View graph of relations

Colonisation of urban environments is associated with reduced migratory behaviour, facilitating divergence from ancestral populations

Research output: Contribution to Journal/MagazineJournal articlepeer-review

  • Karl L. Evans
  • Jason Newton
  • Kevin J. Gaston
  • Stuart P. Sharp
  • Andrew McGowan
  • Ben J. Hatchwell
<mark>Journal publication date</mark>04/2012
Issue number4
Number of pages7
Pages (from-to)634-640
Publication StatusPublished
<mark>Original language</mark>English


How individuals colonising novel environments overcome the diverse suite of new selection pressures is a fundamental question in ecology and evolution. Urban environments differ markedly from the rural ones that they replace and successful colonisation of urban areas may therefore require local adaptation and phenotypic/genetic divergence from ancestral populations.
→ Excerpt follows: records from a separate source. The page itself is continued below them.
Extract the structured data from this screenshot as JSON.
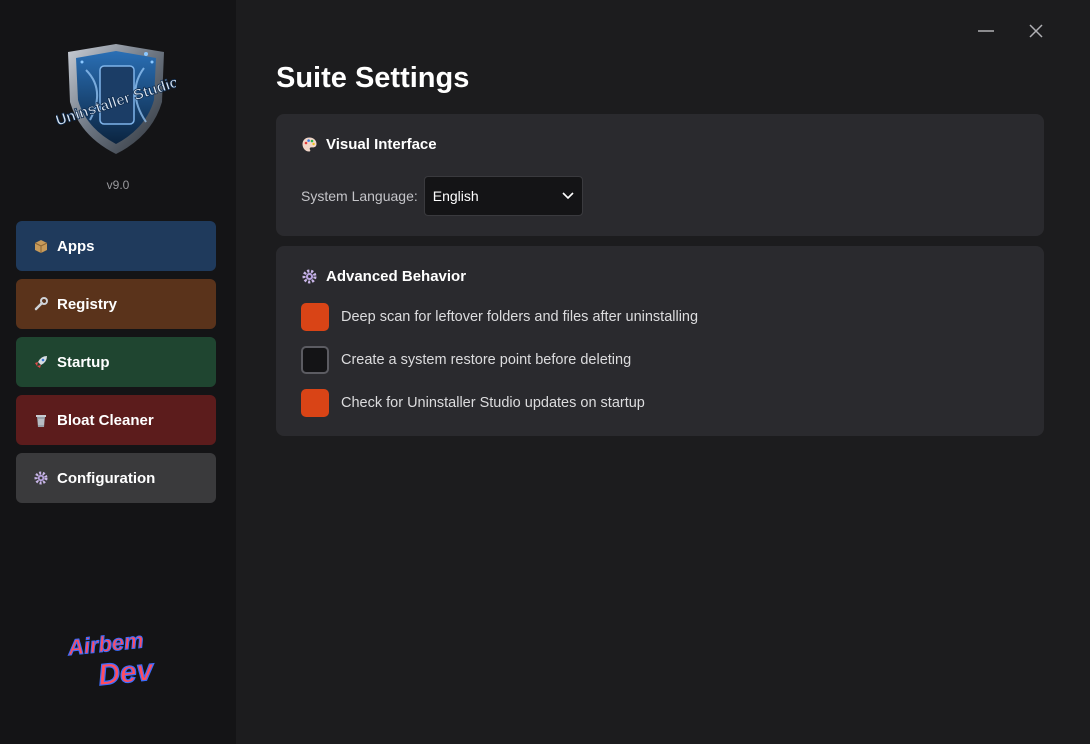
{
  "app": {
    "version": "v9.0",
    "logo_text": "Uninstaller Studio",
    "brand_text": [
      "Airbem",
      "Dev"
    ]
  },
  "sidebar": {
    "items": [
      {
        "label": "Apps",
        "icon": "package-icon",
        "color": "#1f3a5c"
      },
      {
        "label": "Registry",
        "icon": "wrench-icon",
        "color": "#5a331b"
      },
      {
        "label": "Startup",
        "icon": "rocket-icon",
        "color": "#1f4530"
      },
      {
        "label": "Bloat Cleaner",
        "icon": "trash-icon",
        "color": "#5c1c1c"
      },
      {
        "label": "Configuration",
        "icon": "gear-icon",
        "color": "#3a3a3c",
        "active": true
      }
    ]
  },
  "window_controls": {
    "minimize": "minimize-icon",
    "close": "close-icon"
  },
  "main": {
    "title": "Suite Settings",
    "visual_interface": {
      "heading": "Visual Interface",
      "icon": "palette-icon",
      "language_label": "System Language:",
      "language_value": "English"
    },
    "advanced_behavior": {
      "heading": "Advanced Behavior",
      "icon": "gear-icon",
      "options": [
        {
          "label": "Deep scan for leftover folders and files after uninstalling",
          "checked": true
        },
        {
          "label": "Create a system restore point before deleting",
          "checked": false
        },
        {
          "label": "Check for Uninstaller Studio updates on startup",
          "checked": true
        }
      ]
    }
  },
  "colors": {
    "accent": "#d94416",
    "sidebar_bg": "#141416",
    "main_bg": "#1c1c1e",
    "card_bg": "#2a2a2e"
  }
}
Such a process would be facilitated by limited dispersal to and from the novel habitat. Here we assess divergence in migratory behaviour between seven pairs of urban and rural European blackbird Turdus merula populations along a 2800 km transect across Europe. This former forest specialist is now amongst the most abundant urban birds across most of its range. We use a stable isotope approach due to the lack of sufficient ringing data from multiple urban populations, and compare hydrogen isotopic ratios of tissues grown in the breeding (feathers) and wintering areas (claws) to derive an index of long distance migratory behaviour. We find a tendency for urban blackbirds to be more sedentary than rural ones at all sites and this divergence is particularly strong at the north-eastern limit of our transect, i.e. in Estonia and Latvia. These urban populations are those that have been established most recently (from the late 1930s to 1950s) implying that urbanisation can promote rapid ecological divergence. The increased sedentary behaviour of urban birds could promote further ecological divergence between rural and urban populations, such as the earlier breeding of urban blackbirds, and in some cases may contribute to their previously documented genetic divergence.